‘These landlords asked me for sex instead of rent.’
This is just one of the recent headlines on the sex for rent scandal, which has seen increasing reports of men advertising rent-free accommodation in their homes in exchange for sex.
One of the most recent articles, an investigation by the BBC, refers to these people as ‘landlords’.
The RLA – which condemns this practice in the strongest possible terms – wants to stress that these people are not landlords, they are criminals and need to be prosecuted.
RLA policy director David Smith said: “Anyone asking for sex for rent is committing an offence under the Sexual Offences Act 2003.
“Paying for a service with sex is prostitution – there is no requirement for money to be exchanged – and encouraging someone to do that is encouraging prostitution which is also an offence and must be treated as such.
“The circumstances described in the BBC article – where the person answering the advertisement would be sharing amenities with person who owns the property would be a lodger arrangement.
“These are not tenant and landlord relationships and it is unhelpful to describe them as such.”
Mr Smith said that, while there have been calls for new legislation specifically banning this practice, police already have the means to prosecute these criminals, who are taking advantage of vulnerable people with limited resources and options.
He said: “This practice is illegal and what is needed is action by the police to prosecute.

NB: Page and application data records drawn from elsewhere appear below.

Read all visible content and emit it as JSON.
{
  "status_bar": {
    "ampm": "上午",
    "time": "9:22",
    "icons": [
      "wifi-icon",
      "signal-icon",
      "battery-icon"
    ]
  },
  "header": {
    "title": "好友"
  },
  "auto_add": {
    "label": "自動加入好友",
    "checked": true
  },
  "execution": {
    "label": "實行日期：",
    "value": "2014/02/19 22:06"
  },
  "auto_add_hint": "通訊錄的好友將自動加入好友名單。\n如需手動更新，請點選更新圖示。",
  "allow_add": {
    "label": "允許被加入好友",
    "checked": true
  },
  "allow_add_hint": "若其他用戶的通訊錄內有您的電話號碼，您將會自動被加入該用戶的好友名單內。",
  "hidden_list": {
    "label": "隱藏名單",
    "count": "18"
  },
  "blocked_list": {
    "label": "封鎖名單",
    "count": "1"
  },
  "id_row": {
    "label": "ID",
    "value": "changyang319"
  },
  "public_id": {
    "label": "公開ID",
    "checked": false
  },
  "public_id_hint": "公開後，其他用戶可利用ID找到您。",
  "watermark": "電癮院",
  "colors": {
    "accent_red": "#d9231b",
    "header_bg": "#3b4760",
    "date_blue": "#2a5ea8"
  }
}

“If they are not taking action now, there is no point introducing a new offence that the authorities will also fail to enforce.”